This is where a planet like Gliese 581d becomes really interesting.  Gliese 581d is a relatively scant 20 light years away.  A signal in that direction would only take 20 years to get there and 20 years back.  40 years is a lifetime, but it’s certainly a plausible length of time for an experiment of this magnitude.  Many experiments last for decades or more.  Something like this would be low-cost and low overhead; we would just need to remember to keep listening at the right time.  So we could try to let that civilization know we are here.

So what do we do after that?  Do we send a probe a la the Voyager spacecraft?  Right now, the fastest spacecraft in existence, Helios 2, travels along at a snail’s pace of ~150,000 mph, which doesn’t quite match the 670,616,629 mph that light travels at.  So, without some substantial breakthroughs in the speed of spacecraft, sending any type of probe to Gliese 581d will take a really, really, really, really long time.  My question is, if we know there’s a civilization in this system, is that the impetus needed to devote research dollars to develop new propulsion systems?  Or to go really out there, lead to more research into wormholes, a theoretical mode of travel fairly common in science fiction.

Of course, the ultimate dream would be to actually send someone there, but that’ll have to come after the invention of the wormhole generator and interstellar travel.  So, the best bet for this option may be cryogenically freezing yourself and see how far technology has progressed in about say 300 years.  Maybe then we’ll be able to get a firsthand glimpse of Gliese 581d.  Sure, other science fiction hypotheses exist such as a generation ship, which families would theoretically live in for hundreds of years and cross the cosmos and a more traditional rate of speed, but I’m fairly confident we’re a ways off from that technology, too.

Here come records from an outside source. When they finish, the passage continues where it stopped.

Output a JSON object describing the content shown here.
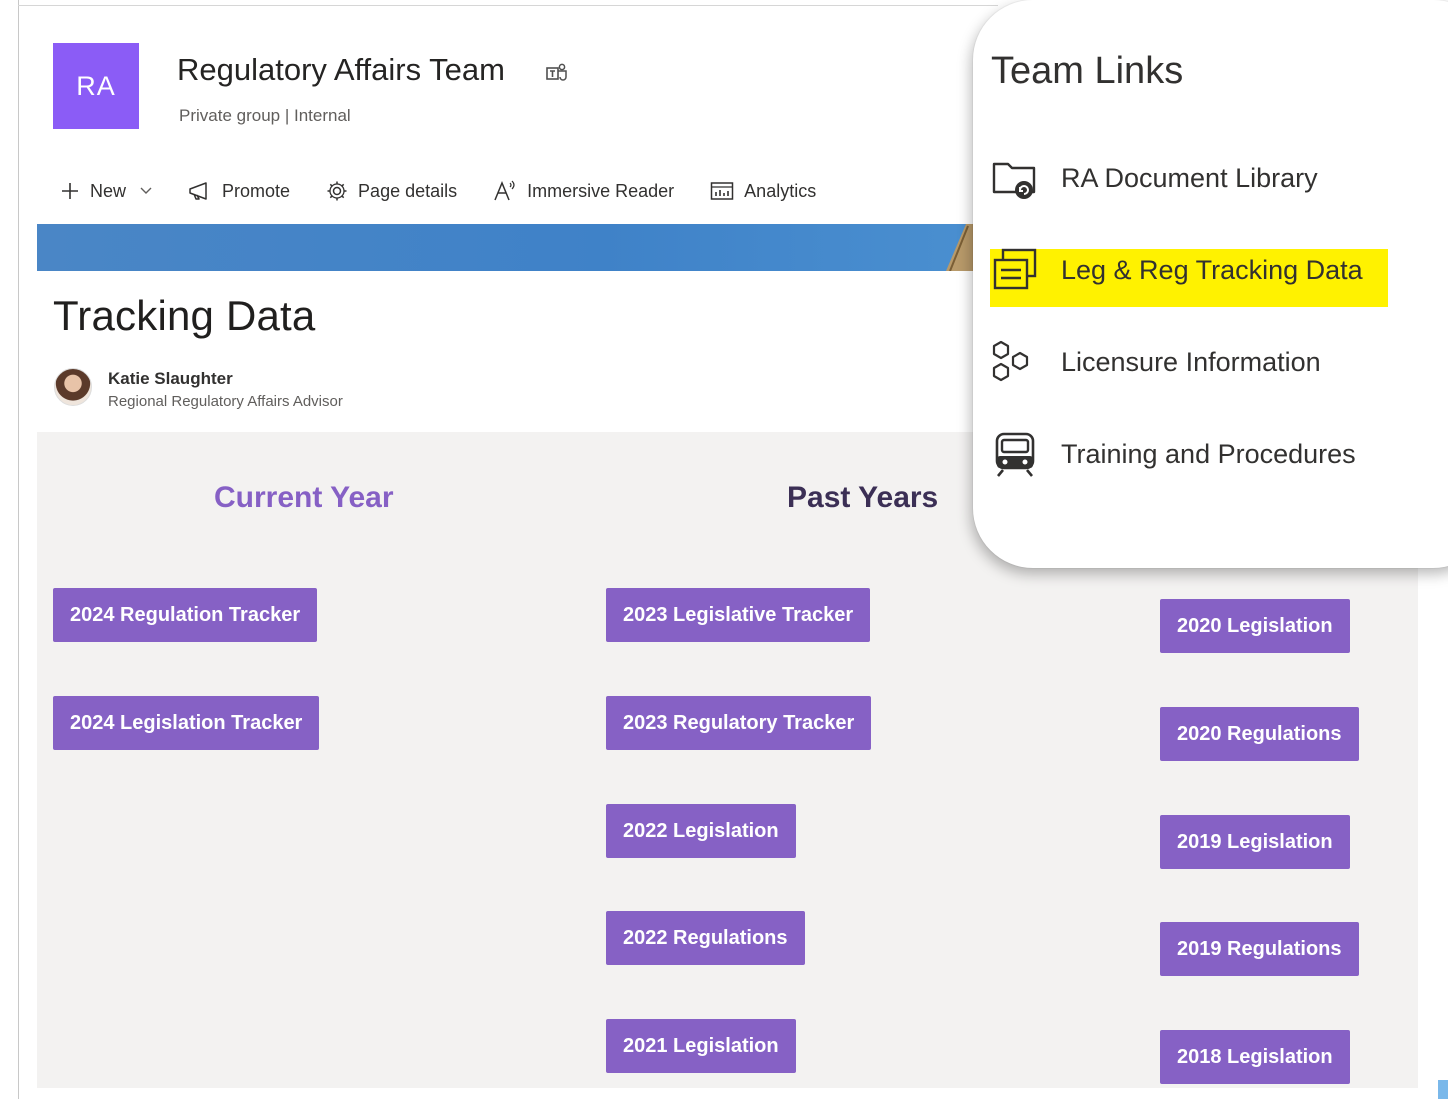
{
  "site": {
    "logo_text": "RA",
    "logo_color": "#8b5cf6",
    "title": "Regulatory Affairs Team",
    "subtitle": "Private group | Internal"
  },
  "command_bar": {
    "new_label": "New",
    "promote_label": "Promote",
    "page_details_label": "Page details",
    "immersive_reader_label": "Immersive Reader",
    "analytics_label": "Analytics"
  },
  "page": {
    "title": "Tracking Data",
    "author_name": "Katie Slaughter",
    "author_role": "Regional Regulatory Affairs Advisor"
  },
  "columns": {
    "current_heading": "Current Year",
    "past_heading": "Past Years"
  },
  "buttons": {
    "current": [
      "2024 Regulation Tracker",
      "2024 Legislation Tracker"
    ],
    "past": [
      "2023 Legislative Tracker",
      "2023 Regulatory Tracker",
      "2022 Legislation",
      "2022 Regulations",
      "2021 Legislation"
    ],
    "older": [
      "2020 Legislation",
      "2020 Regulations",
      "2019 Legislation",
      "2019 Regulations",
      "2018 Legislation"
    ]
  },
  "team_links": {
    "title": "Team Links",
    "items": [
      {
        "label": "RA Document Library",
        "icon": "folder-sync-icon"
      },
      {
        "label": "Leg & Reg Tracking Data",
        "icon": "list-stack-icon",
        "highlighted": true
      },
      {
        "label": "Licensure Information",
        "icon": "hexagons-icon"
      },
      {
        "label": "Training and Procedures",
        "icon": "train-icon"
      }
    ]
  },
  "colors": {
    "button_purple": "#8661c5",
    "heading_purple": "#8660c5",
    "highlight_yellow": "#fff200",
    "banner_blue": "#4a86c6"
  }
}
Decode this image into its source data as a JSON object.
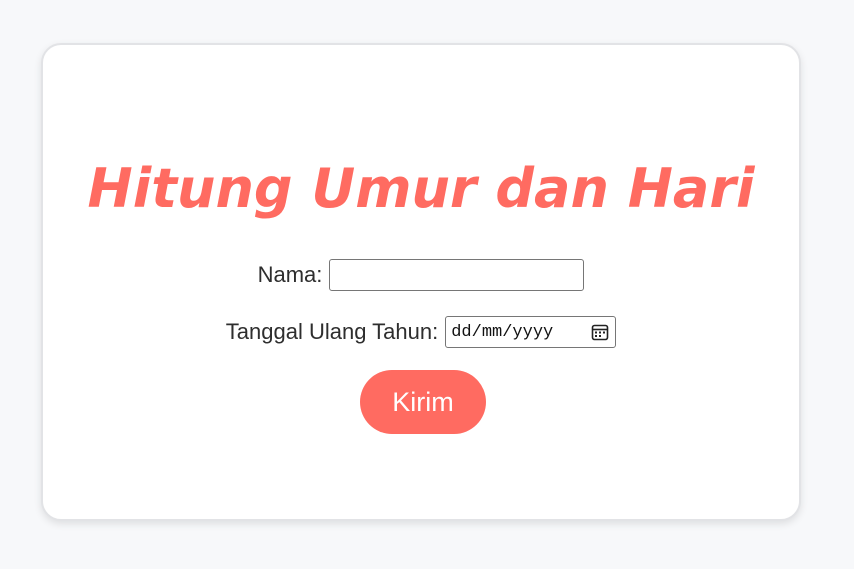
{
  "form": {
    "title": "Hitung Umur dan Hari",
    "name_label": "Nama:",
    "name_value": "",
    "birthday_label": "Tanggal Ulang Tahun:",
    "date_placeholder": "dd/mm/yyyy",
    "submit_label": "Kirim"
  },
  "colors": {
    "accent": "#ff6b61",
    "page_background": "#f7f8fa",
    "card_background": "#ffffff"
  },
  "icons": {
    "date_picker": "calendar-icon"
  }
}
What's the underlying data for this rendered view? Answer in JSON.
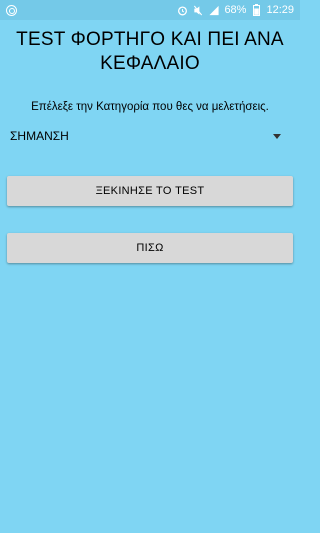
{
  "status_bar": {
    "battery": "68%",
    "time": "12:29",
    "icons": [
      "notification-icon",
      "alarm-icon",
      "mute-icon",
      "signal-icon",
      "battery-icon"
    ]
  },
  "title": "TEST ΦΟΡΤΗΓΟ ΚΑΙ ΠΕΙ ΑΝΑ ΚΕΦΑΛΑΙΟ",
  "prompt": "Επέλεξε την Κατηγορία που θες να μελετήσεις.",
  "category_select": {
    "selected": "ΣΗΜΑΝΣΗ"
  },
  "buttons": {
    "start_test": "ΞΕΚΙΝΗΣΕ ΤΟ TEST",
    "back": "ΠΙΣΩ"
  },
  "colors": {
    "background": "#7fd5f3",
    "status_bar": "#74c9e8",
    "button": "#d8d8d8"
  }
}
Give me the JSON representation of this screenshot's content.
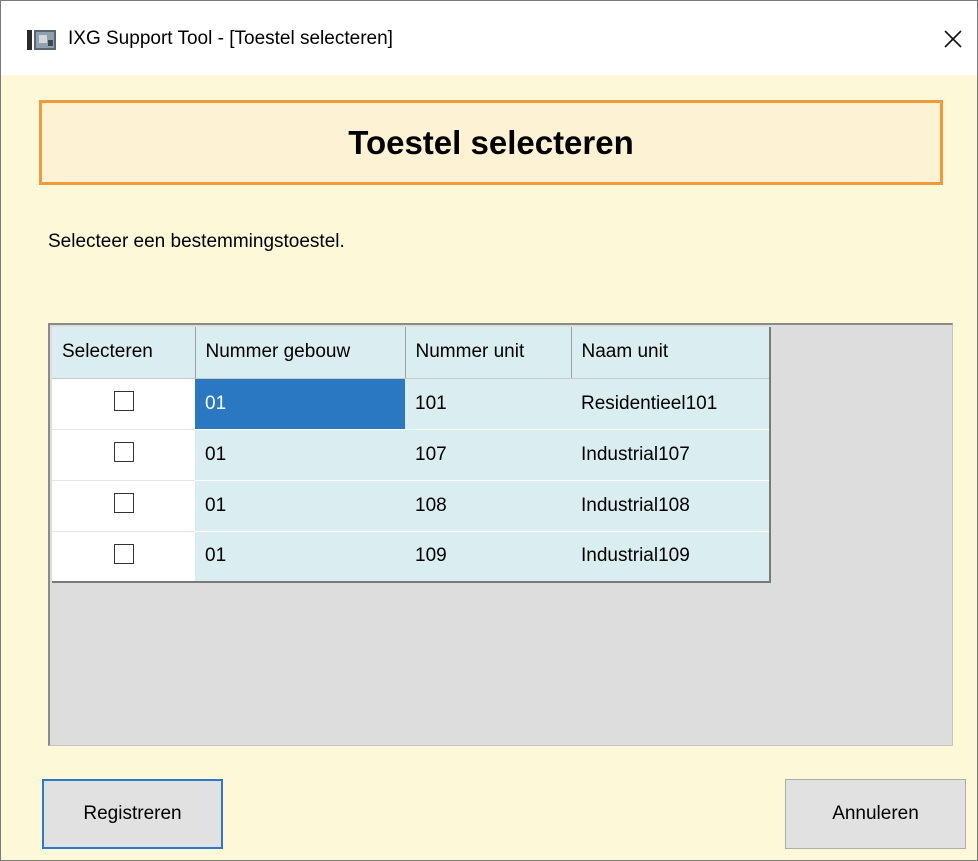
{
  "window": {
    "title": "IXG Support Tool - [Toestel selecteren]",
    "app_icon": "ixg-app-icon",
    "close_glyph": "✕"
  },
  "banner": {
    "title": "Toestel selecteren"
  },
  "instruction": "Selecteer een bestemmingstoestel.",
  "grid": {
    "columns": [
      "Selecteren",
      "Nummer gebouw",
      "Nummer unit",
      "Naam unit"
    ],
    "rows": [
      {
        "checked": false,
        "building": "01",
        "unit": "101",
        "name": "Residentieel101"
      },
      {
        "checked": false,
        "building": "01",
        "unit": "107",
        "name": "Industrial107"
      },
      {
        "checked": false,
        "building": "01",
        "unit": "108",
        "name": "Industrial108"
      },
      {
        "checked": false,
        "building": "01",
        "unit": "109",
        "name": "Industrial109"
      }
    ]
  },
  "buttons": {
    "register": "Registreren",
    "cancel": "Annuleren"
  },
  "colors": {
    "window_bg": "#fdf8d8",
    "banner_border": "#ef9b3c",
    "grid_cell": "#daeef2",
    "selected_cell": "#2a78c2",
    "focus_border": "#2b78d0"
  }
}
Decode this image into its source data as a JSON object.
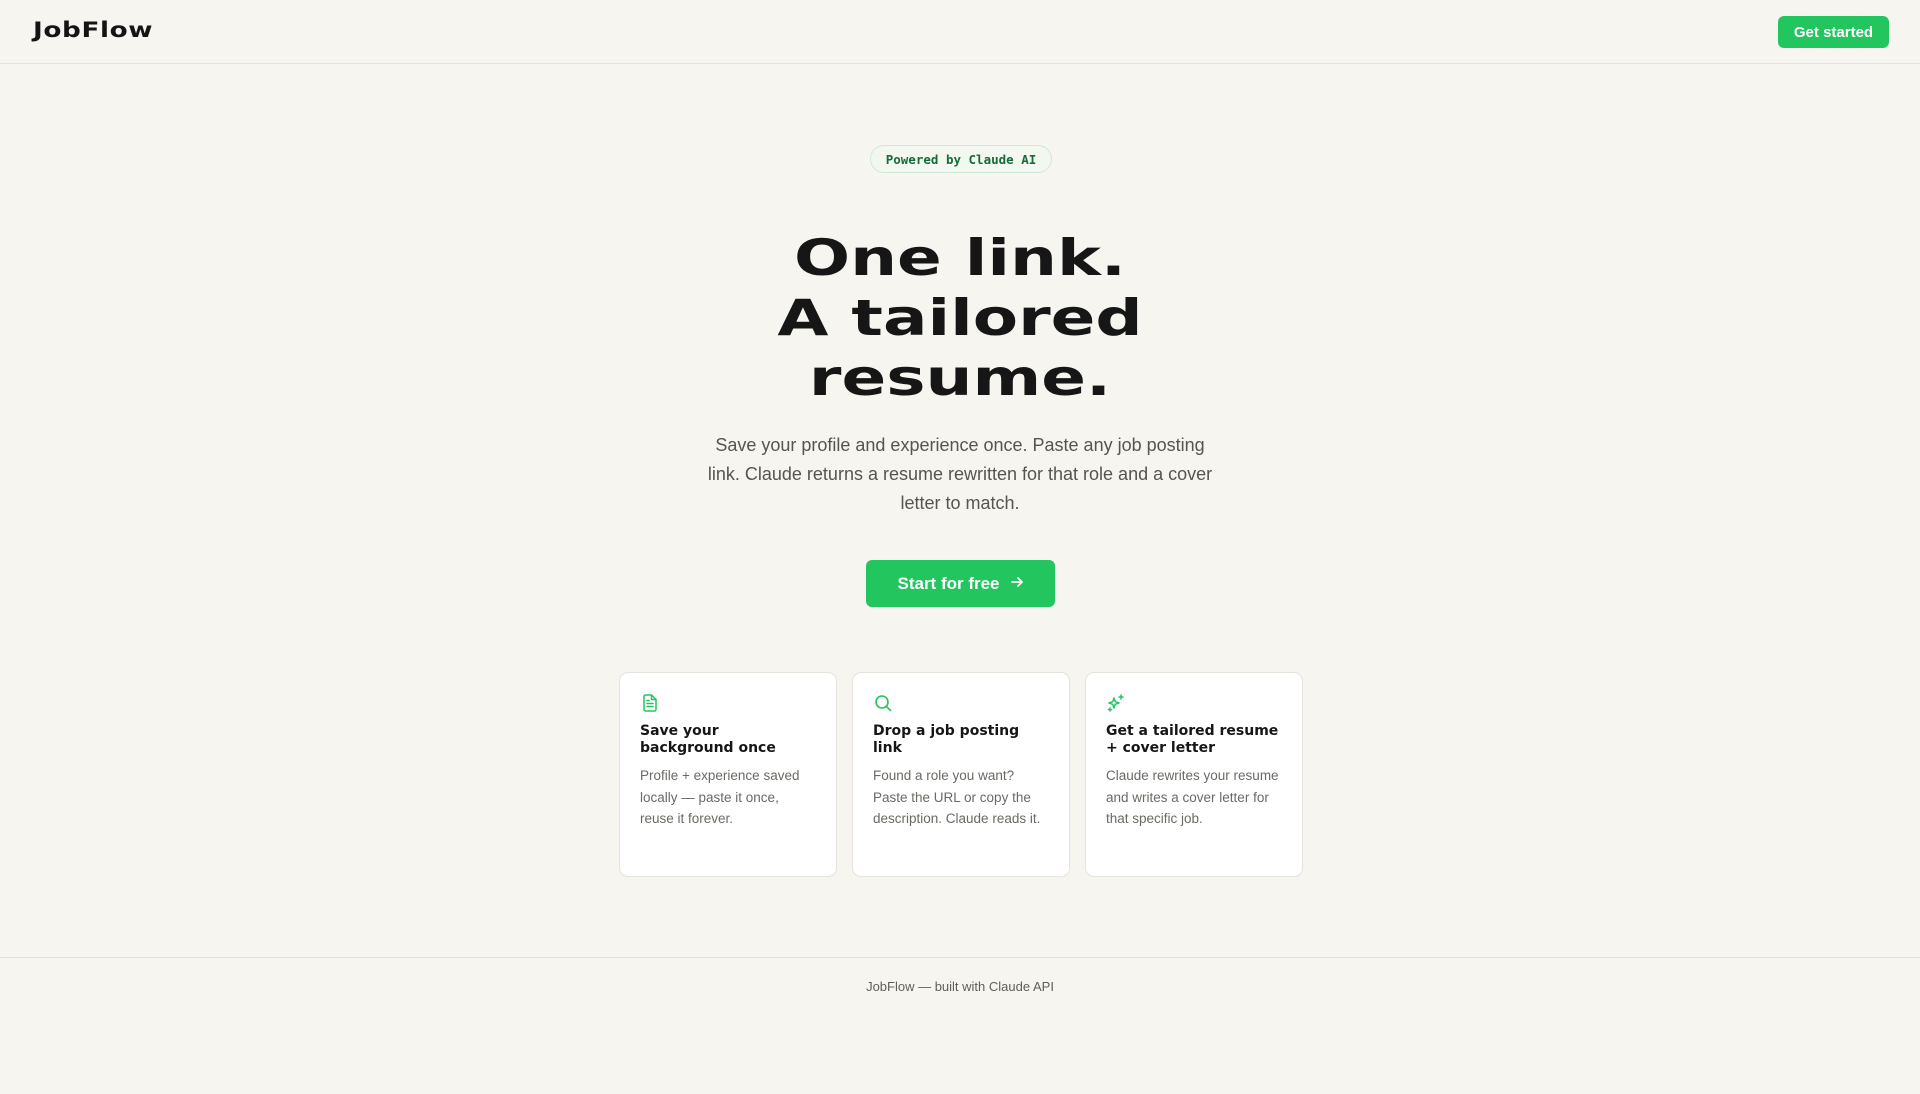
{
  "header": {
    "logo": "JobFlow",
    "get_started_label": "Get started"
  },
  "hero": {
    "badge": "Powered by Claude AI",
    "title_lines": [
      "One link.",
      "A tailored",
      "resume."
    ],
    "subtitle": "Save your profile and experience once. Paste any job posting link. Claude returns a resume rewritten for that role and a cover letter to match.",
    "cta_label": "Start for free",
    "cta_icon": "arrow-right-icon"
  },
  "features": [
    {
      "icon": "document-icon",
      "title": "Save your background once",
      "description": "Profile + experience saved locally — paste it once, reuse it forever."
    },
    {
      "icon": "search-icon",
      "title": "Drop a job posting link",
      "description": "Found a role you want? Paste the URL or copy the description. Claude reads it."
    },
    {
      "icon": "sparkles-icon",
      "title": "Get a tailored resume + cover letter",
      "description": "Claude rewrites your resume and writes a cover letter for that specific job."
    }
  ],
  "footer": {
    "text": "JobFlow — built with Claude API"
  },
  "colors": {
    "accent": "#22c55e",
    "background": "#f7f5ef",
    "text": "#161616"
  }
}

So, we won’t be visiting the alien worlds that are being discovered any time soon, but contact would definitely not be out of the question.  The question there is, should we?